Hydroxyl is a neutral compound and it is the corresponding electrically neutral compound of hydroxide ion. The free form of hydroxyl (•HO) is a radical and when it is bonded covalently to other molecules it is denoted as the hydroxyl (–OH) group. Hydroxyl groups can act as nucleophiles and hydroxyl radical is used as a catalyst in organic chemistry. Hydroxyl groups are not highly reactive as the other nucleophiles. However, they are the facilitators in the formation of strong intramolecular forces called ‘hydrogen bonds’.
What is Hydroxide?
Hydroxide is a diatomic anion which contains an oxygen atom and a hydrogen atom. The bond between oxygen and hydrogen atom is covalent and its chemical formula is OH–. Self-ionization of water produces hydroxyl ions and therefore hydroxyl ions are a natural part in the water. Hydroxide ions are utilized as a base, a ligand, a nucleophile and a catalyst in chemical reactions. In addition, hydrogen ions produce salts with metal cations and most of them dissociate in aqueous solutions, releasing solvated hydroxide ions. Many inorganic chemical substances contain the term “hydroxide” in their name, but they are not ionic and they are covalent compounds which contain hydroxyl groups.
What is the difference between Hydroxyl and Hydroxide?
Hydroxyl: Hydroxyl is an electrically neutral compound which can be found two ways, as the radical and the covalently bound form.
Hydroxyl radical When it is covalently bonded to a molecule
Hydroxide: Hydroxide is a negatively charged ion and the negative charge is on the oxygen atom. Properties:
Hydroxyl: Hydroxyl groups are found in many organic compounds; alcohols, carboxylic acids and hydroxyl groups containing sugar. Compounds containing hydroxyl groups such as water, alcohols, and carboxylic acids can be easily deprotonated. In addition, these hydroxyls groups are engaged in the formation of hydrogen bonds. Hydrogen bonds help molecules to stick together and this leads to the possession of higher boiling and melting points. In general, organic compounds are poorly water soluble; these molecules become slightly water soluble when they contain two or more hydroxyl groups.

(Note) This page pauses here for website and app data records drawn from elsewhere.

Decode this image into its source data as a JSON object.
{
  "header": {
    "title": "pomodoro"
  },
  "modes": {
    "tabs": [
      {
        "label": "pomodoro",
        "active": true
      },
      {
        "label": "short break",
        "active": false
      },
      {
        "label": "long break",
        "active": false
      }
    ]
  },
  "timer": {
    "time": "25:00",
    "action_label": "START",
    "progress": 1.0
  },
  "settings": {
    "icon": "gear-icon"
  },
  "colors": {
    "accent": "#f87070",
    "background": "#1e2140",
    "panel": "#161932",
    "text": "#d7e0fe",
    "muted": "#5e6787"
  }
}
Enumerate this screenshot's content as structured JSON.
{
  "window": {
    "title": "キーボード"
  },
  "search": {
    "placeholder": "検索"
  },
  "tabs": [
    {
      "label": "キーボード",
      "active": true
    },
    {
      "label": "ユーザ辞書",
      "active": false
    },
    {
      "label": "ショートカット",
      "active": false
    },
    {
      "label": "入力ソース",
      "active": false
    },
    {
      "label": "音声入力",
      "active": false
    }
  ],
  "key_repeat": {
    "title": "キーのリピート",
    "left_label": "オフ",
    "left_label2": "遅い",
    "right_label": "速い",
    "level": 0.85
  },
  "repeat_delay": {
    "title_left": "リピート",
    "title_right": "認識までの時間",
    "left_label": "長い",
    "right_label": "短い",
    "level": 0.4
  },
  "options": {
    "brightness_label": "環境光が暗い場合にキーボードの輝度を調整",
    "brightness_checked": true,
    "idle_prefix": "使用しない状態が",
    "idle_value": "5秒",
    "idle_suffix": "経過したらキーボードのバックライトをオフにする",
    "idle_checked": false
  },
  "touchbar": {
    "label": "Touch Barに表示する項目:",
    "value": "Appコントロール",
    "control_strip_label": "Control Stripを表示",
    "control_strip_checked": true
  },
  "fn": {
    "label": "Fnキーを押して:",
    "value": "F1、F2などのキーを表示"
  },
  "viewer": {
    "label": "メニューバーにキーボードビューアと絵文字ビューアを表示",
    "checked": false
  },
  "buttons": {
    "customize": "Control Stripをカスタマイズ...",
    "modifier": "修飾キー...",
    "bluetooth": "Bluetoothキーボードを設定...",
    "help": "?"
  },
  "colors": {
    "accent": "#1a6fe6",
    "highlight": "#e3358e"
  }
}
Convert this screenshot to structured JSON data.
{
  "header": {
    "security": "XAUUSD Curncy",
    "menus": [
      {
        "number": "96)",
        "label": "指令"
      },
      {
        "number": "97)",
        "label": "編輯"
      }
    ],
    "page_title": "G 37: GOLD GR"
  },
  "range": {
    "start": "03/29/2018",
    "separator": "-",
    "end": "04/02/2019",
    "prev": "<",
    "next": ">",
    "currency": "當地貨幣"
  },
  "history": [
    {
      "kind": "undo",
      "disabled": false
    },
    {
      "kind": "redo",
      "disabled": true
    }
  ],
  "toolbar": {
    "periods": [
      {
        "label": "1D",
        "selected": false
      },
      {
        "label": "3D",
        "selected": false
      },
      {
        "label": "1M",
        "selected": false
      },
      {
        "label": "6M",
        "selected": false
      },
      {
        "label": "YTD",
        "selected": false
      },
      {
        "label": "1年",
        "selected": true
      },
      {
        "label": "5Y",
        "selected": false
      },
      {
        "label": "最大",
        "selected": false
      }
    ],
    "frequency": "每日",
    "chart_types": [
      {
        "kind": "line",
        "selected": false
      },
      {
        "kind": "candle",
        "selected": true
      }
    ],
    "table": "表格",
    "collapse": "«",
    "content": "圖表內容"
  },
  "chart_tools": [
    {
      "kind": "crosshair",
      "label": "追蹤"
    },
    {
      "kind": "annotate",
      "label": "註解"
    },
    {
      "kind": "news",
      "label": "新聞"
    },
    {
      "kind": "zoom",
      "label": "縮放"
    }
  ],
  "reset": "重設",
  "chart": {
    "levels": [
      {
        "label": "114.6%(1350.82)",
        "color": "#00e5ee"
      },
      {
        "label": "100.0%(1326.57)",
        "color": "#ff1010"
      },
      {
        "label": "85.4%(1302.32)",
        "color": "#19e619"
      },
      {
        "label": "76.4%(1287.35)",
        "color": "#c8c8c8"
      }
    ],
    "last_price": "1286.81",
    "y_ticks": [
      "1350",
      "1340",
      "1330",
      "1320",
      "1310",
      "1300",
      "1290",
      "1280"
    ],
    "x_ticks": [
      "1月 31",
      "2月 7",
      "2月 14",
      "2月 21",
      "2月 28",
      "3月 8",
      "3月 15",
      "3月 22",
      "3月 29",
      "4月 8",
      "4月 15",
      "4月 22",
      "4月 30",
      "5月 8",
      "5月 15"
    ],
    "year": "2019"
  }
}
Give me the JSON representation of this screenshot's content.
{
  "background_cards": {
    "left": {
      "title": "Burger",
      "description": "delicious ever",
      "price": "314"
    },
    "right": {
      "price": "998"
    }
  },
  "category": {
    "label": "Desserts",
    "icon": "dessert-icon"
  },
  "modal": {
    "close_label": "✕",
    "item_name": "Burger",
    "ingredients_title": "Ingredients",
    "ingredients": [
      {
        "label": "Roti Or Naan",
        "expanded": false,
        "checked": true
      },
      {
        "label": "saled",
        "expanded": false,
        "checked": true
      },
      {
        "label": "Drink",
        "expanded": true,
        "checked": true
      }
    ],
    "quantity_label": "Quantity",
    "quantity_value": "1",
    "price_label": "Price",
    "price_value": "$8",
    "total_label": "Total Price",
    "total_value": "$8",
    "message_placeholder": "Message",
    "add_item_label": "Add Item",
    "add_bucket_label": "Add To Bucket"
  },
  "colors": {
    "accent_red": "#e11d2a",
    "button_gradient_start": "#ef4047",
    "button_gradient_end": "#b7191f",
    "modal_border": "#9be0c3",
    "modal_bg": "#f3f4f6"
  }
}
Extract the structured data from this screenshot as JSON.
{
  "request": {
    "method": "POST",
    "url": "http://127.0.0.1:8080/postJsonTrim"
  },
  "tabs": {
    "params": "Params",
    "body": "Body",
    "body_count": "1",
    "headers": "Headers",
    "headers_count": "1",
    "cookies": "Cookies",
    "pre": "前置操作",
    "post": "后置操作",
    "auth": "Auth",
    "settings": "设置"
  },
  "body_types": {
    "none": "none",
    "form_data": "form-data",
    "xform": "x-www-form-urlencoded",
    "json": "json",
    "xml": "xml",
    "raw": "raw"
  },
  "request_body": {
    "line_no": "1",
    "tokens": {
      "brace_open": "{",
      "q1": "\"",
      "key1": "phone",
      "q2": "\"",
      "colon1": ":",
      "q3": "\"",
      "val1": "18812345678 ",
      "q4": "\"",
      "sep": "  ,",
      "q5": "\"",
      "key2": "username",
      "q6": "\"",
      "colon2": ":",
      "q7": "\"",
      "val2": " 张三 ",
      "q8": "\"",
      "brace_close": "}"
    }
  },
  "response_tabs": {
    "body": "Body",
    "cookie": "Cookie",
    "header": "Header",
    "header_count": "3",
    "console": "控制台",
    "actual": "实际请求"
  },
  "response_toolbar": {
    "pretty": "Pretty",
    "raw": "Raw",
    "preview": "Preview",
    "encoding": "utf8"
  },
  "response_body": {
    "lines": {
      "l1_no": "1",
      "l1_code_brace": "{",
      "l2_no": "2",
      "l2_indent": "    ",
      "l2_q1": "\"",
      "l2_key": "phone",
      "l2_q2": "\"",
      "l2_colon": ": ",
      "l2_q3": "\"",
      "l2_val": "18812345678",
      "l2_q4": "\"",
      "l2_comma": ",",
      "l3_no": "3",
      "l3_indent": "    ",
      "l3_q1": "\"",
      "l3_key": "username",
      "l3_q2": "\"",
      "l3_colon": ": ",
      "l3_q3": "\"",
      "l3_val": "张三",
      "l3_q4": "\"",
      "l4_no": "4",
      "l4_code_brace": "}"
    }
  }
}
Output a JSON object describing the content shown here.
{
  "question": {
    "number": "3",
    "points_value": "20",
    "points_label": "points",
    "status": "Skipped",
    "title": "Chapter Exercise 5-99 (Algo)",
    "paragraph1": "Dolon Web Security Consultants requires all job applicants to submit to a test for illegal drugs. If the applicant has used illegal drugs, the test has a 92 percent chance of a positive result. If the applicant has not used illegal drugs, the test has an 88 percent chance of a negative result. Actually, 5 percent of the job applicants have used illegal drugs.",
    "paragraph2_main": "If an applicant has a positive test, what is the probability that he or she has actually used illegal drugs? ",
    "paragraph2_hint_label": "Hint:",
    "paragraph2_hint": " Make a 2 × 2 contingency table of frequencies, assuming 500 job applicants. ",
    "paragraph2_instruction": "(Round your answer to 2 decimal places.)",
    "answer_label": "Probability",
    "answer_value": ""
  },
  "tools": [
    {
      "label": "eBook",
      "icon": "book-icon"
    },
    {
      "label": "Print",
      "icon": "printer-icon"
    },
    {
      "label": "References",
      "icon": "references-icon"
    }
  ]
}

Hydroxide: Most of the chemicals which contain hydroxide are considered as very corrosive, and some are very harmful.When these chemicals are dissolved in water, the hydroxide ion acts as an incredibly strong base. Since hydroxide ion bears a negative charge, it is often bonded to positively charged ions.
Some ionic compounds containing hydroxide groups in their molecule dissolve really well in water; corrosive bases such as sodium hydroxide (NaOH) and potassium hydroxide (KOH) can be taken as examples. However, some other hydroxide containing ionic compounds are slightly insoluble in water; examples are copper (II) hydroxide [Cu(OH)2 – bright blue coloured] and iron (II) hydroxide[Fe(OH)2– brown].
Hydroxyl: Hydroxyl groups are less reactive compared to the hydroxide group. But, hydroxyl groups readily form hydrogen bonds and contribute to making molecules more soluble in water.
However, hydroxyl radicals are highly reactive and very useful in organic chemical reactions.
Hydroxide: Hydroxide (OH–) group is considered as a strong nucleophile in Organic chemistry.References: